The Biden administration has approved the largest single increase for the Supplemental Nutrition Assistance Program, and a local nonprofit organization says this will have a major impact on Long Island families struggling amid the pandemic.
Rebecca Sanin, the CEO and president of the Health and Welfare Council of Long Island, says seniors, children, families and people with disabilities will benefit from the permanent increase in SNAP benefits.
"SNAP benefits are dollars in people's pockets used to purchase food to feed their families, that then gets invested in our local economy,” she says.
The Biden administration says the largest increase in SNAP will take effect starting in October, with a 27% increase.
According to the USDA, that means people who use SNAP benefits will see $36 more in their average monthly benefits. The benefit will go up to $169 per person, compared to the $121 people were getting before the pandemic.
Sanin says because of the job losses caused by the pandemic, many more people have had to rely on assistance to get enough food for their families. She says with the cost of living on Long Island being as high as it is, the increase in SNAP benefits is a step in the right direction.
"People who were struggling before the pandemic are now in crisis, and we also now have a whole new cohort of folks who have never relied on any kind of benefits before, but are hungry,” she says.
Sanin says as of May of this year, almost 90,000 Long Island households were getting SNAP benefits. This includes more than 28,000 households in Nassau and more than 60,000 in Suffolk.
"We're making sure that people have better access to food and food that makes sense for them,” Sanin says.

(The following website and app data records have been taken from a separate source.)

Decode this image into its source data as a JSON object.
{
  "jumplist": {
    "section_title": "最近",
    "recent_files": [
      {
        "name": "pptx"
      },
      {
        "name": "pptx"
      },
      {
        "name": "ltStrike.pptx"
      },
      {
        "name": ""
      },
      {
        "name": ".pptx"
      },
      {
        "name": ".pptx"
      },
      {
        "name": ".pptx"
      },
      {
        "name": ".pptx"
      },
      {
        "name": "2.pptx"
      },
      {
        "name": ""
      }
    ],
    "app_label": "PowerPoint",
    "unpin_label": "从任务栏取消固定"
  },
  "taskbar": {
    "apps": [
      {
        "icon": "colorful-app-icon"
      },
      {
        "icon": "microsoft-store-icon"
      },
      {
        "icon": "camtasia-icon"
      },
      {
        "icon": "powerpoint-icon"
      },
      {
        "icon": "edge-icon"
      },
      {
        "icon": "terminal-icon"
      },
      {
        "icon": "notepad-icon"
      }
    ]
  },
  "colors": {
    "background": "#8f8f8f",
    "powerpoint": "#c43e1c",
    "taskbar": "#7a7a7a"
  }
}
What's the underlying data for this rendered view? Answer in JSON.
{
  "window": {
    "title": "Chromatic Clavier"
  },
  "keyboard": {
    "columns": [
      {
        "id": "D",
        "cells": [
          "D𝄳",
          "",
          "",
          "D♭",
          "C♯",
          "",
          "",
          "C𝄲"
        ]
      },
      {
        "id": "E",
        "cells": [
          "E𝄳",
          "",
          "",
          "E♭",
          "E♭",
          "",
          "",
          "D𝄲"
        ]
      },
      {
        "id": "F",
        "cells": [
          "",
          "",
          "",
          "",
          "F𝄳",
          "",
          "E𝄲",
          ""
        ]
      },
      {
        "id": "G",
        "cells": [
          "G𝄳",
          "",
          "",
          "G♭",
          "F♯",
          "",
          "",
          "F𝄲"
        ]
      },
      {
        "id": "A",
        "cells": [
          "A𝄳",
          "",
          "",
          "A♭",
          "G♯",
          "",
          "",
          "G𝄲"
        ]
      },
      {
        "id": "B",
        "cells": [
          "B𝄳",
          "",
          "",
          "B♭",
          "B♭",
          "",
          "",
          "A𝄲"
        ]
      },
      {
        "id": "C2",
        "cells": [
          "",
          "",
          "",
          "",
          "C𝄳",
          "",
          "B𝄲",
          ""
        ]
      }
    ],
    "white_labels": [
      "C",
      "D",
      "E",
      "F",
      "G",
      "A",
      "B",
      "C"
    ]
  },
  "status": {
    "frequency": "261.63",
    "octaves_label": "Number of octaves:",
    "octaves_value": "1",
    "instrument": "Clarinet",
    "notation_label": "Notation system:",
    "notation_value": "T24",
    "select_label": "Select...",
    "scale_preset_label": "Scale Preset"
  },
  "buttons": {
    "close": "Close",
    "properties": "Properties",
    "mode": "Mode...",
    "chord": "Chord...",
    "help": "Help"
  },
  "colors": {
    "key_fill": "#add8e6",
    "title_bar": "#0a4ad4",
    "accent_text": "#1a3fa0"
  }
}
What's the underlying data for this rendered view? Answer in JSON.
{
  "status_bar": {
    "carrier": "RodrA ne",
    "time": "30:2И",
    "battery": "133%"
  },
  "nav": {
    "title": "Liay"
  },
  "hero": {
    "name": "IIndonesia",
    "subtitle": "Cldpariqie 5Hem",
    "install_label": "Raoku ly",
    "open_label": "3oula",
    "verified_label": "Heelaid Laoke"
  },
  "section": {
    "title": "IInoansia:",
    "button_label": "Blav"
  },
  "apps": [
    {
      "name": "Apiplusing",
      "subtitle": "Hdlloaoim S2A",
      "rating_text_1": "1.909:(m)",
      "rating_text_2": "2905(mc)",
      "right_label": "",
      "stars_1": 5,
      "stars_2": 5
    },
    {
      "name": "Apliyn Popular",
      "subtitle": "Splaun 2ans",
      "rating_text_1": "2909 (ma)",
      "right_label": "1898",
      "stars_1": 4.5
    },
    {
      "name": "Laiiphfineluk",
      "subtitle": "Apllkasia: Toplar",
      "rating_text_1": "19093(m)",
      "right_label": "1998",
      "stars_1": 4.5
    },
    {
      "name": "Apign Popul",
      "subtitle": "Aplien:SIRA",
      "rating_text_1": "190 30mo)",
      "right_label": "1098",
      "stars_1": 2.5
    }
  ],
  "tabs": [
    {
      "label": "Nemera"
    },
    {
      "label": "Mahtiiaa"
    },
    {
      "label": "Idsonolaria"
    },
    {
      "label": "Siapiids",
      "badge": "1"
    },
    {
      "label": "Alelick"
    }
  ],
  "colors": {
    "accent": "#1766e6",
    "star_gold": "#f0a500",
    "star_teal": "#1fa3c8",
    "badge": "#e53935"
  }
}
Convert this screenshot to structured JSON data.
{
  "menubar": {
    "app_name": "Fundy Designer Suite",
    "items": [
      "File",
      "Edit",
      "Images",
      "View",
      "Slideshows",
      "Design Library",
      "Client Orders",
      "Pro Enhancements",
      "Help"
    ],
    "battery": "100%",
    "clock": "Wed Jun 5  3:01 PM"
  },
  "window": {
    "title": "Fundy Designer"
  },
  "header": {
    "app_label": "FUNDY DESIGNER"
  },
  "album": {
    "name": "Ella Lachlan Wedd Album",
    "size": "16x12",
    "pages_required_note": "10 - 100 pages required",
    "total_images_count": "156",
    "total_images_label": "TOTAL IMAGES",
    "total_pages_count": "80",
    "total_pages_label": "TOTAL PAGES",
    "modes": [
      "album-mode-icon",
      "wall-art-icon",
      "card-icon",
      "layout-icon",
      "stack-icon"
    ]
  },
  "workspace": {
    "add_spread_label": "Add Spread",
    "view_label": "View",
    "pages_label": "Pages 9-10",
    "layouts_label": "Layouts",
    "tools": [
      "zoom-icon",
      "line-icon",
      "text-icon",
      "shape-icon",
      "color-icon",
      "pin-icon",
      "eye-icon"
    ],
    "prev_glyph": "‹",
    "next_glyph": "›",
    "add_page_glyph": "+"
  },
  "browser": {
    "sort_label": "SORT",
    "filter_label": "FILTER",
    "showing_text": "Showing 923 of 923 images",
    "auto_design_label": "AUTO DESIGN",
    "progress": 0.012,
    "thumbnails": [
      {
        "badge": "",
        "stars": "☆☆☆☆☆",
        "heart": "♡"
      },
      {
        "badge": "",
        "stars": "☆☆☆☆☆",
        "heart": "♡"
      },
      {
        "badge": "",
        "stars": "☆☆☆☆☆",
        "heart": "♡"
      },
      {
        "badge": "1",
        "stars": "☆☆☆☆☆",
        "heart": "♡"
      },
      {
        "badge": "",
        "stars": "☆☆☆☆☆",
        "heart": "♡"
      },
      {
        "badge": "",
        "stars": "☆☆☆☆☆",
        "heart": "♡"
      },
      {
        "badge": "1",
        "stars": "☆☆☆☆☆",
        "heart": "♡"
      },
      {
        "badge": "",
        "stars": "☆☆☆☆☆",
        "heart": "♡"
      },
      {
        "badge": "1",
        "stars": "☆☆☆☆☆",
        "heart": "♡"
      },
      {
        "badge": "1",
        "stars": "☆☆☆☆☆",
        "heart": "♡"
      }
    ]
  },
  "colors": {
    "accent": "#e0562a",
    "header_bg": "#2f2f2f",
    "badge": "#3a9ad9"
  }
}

The increase adds about $20 billion to the cost of the SNAP program. Some Republicans are questioning the increase and have requested a review.